"Wayne's World" is a film that pays deep homage to the headbangers and air-guitarists out there. Like its titular hero, Wayne Campbell (Mike Myers), and his socially awkward sidekick, Garth Algar (Dana Carvey), the film spares no expense in sharing its love for all things rock 'n' roll. Well, almost no expense.

While the comedy has more than one moment where they cut the jokes and play some good old-fashioned classic rock anthems, not even "Wayne's World" has the time or money to spare for Led Zeppelin's iconic eight-minute ballad. In one of the film's most well-known scenes, Wayne stops by his local guitar store to once again admire the shining white Fender Stratocaster that is his dream guitar. In most versions that you're liable to see, he asks to try out the guitar and plays three screeching notes before he is cut short by the store employee, who points to a "No 'Stairway to Heaven'" sign. "No 'Stairway'!" Wayne laments. "Denied!"

Keen-eared rock enthusiasts might have noticed something about this scene, however. The notes that Wayne play sound nothing like the dulcet, oh-so iconic opening intro of "Stairway." In a film that eagerly features Queen's "Bohemian Rhapsody" and a cover of Sweet's "Ballroom Blitz" to near-perfection, why does "Stairway to Heaven" sound so different?

Led Zeppelin charged much more than a C-note for these notes

The writers of "Wayne's World" are far from the only people to ever take a jab at "Stairway to Heaven" for being overplayed. The butt of the joke, of course, is that no guitar store patron needs to hear another amateur squeal their way through it again. That's why the employee cuts Wayne short. Still, that doesn't explain why Wayne doesn't play the song correctly. He may not be Jimmy Page, but what he played isn't even recognizable as "Stairway."

However, this may not be the only version of the scene that existed. Back in 1992, Wayne probably played those three notes correctly for the original theatrical release. Unfortunately, Led Zeppelin has a high price for media that wants to use their music. In an interview with Billboard, director Penelope Spheeris revealed that they may have tried to keep the real "Stairway" in, but had to cut it for legal reasons.

"I don't know this to be absolutely true," Spheeris said. "But somebody told me that in the first version of the movie we play too many notes. So they had to go back in and edit a note or two out."

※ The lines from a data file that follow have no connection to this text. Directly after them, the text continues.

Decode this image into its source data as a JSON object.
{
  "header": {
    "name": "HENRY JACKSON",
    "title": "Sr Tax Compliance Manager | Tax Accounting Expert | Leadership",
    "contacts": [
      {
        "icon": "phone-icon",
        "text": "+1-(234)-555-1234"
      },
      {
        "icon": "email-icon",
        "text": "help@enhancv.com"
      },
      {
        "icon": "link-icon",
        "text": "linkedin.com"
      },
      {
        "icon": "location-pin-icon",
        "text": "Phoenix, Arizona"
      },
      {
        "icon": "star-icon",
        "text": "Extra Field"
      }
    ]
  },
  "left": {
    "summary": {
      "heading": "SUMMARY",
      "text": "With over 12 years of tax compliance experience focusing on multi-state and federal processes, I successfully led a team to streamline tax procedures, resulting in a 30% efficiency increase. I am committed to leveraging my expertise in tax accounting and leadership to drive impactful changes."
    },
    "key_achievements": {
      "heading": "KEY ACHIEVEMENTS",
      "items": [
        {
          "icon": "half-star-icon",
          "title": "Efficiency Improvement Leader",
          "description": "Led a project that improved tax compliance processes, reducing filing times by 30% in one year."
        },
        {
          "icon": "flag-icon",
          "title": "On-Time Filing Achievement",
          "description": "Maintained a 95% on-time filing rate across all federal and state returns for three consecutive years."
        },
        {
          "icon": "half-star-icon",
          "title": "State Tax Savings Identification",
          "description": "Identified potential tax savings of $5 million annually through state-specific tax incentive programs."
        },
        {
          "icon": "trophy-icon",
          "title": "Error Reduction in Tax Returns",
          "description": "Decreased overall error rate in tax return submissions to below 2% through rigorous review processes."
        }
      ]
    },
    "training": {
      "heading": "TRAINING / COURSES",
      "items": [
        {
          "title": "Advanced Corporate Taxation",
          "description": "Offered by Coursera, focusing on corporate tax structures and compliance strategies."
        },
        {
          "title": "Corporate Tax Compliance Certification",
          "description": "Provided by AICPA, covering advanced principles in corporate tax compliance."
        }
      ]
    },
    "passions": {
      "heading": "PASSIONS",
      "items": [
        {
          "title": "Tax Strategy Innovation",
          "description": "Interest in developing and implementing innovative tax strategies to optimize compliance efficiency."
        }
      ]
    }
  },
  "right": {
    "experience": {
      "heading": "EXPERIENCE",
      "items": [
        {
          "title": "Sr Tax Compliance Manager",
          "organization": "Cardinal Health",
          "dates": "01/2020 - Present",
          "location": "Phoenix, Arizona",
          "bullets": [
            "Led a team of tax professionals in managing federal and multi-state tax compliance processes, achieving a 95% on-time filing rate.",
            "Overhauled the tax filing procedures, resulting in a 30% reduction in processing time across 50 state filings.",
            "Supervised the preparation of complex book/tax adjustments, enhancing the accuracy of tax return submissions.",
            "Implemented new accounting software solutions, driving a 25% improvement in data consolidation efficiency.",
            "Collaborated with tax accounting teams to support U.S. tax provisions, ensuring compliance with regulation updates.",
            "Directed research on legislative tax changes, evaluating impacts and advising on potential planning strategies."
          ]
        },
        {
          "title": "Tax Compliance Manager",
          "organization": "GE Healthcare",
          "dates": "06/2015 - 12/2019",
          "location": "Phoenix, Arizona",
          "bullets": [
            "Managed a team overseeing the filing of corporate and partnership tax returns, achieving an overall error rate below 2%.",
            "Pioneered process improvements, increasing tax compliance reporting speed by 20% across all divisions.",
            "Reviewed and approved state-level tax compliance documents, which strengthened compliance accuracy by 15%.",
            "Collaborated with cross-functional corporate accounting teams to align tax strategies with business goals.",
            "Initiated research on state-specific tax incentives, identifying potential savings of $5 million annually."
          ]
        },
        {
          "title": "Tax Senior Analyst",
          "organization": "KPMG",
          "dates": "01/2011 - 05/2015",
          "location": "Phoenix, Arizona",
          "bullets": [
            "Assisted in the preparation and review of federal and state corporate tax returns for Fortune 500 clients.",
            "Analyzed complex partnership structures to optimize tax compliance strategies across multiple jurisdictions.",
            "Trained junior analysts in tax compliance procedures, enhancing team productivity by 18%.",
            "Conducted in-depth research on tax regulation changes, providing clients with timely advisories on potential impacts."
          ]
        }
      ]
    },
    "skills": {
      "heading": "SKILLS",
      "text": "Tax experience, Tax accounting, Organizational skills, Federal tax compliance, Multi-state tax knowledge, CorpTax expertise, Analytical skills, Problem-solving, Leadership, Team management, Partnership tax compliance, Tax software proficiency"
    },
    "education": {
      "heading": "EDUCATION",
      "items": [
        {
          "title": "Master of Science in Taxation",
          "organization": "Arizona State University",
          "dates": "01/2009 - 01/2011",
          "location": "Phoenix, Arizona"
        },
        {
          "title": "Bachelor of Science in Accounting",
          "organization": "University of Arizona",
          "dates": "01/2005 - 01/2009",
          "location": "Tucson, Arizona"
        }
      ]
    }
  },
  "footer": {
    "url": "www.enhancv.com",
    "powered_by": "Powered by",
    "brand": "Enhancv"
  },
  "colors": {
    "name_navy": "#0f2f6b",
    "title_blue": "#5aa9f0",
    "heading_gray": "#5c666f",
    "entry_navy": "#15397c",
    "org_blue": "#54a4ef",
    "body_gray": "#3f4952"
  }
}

According to Spheeris, Led Zeppelin charged $100,000 for any media that used more than two notes of the song. Wayne, of course, plays the first three. So, they replaced it with three unrelated notes at the unfortunate expense of the joke itself.